- Opening Delimiter -
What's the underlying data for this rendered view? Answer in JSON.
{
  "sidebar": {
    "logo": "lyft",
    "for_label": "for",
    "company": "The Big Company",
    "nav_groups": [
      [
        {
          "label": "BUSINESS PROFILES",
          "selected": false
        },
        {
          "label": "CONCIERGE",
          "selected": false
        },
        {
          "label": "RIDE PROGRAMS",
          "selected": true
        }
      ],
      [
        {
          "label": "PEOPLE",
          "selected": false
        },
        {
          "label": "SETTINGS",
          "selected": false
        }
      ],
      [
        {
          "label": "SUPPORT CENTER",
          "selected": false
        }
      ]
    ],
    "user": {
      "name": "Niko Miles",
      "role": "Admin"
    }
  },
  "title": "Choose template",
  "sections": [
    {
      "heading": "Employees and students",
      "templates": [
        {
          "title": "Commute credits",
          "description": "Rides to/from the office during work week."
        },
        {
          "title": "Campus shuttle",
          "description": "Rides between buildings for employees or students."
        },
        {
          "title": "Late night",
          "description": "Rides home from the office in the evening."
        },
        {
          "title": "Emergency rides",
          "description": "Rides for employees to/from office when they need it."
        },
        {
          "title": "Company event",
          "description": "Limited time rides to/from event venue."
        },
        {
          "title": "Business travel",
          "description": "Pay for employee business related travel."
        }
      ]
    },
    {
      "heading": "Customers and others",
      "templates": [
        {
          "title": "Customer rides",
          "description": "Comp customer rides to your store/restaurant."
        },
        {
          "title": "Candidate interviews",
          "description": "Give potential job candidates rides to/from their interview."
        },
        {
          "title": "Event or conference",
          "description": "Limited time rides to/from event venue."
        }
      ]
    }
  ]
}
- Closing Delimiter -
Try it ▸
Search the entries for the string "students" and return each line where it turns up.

Answer ▸
      "heading": "Employees and students",
          "description": "Rides between buildings for employees or students."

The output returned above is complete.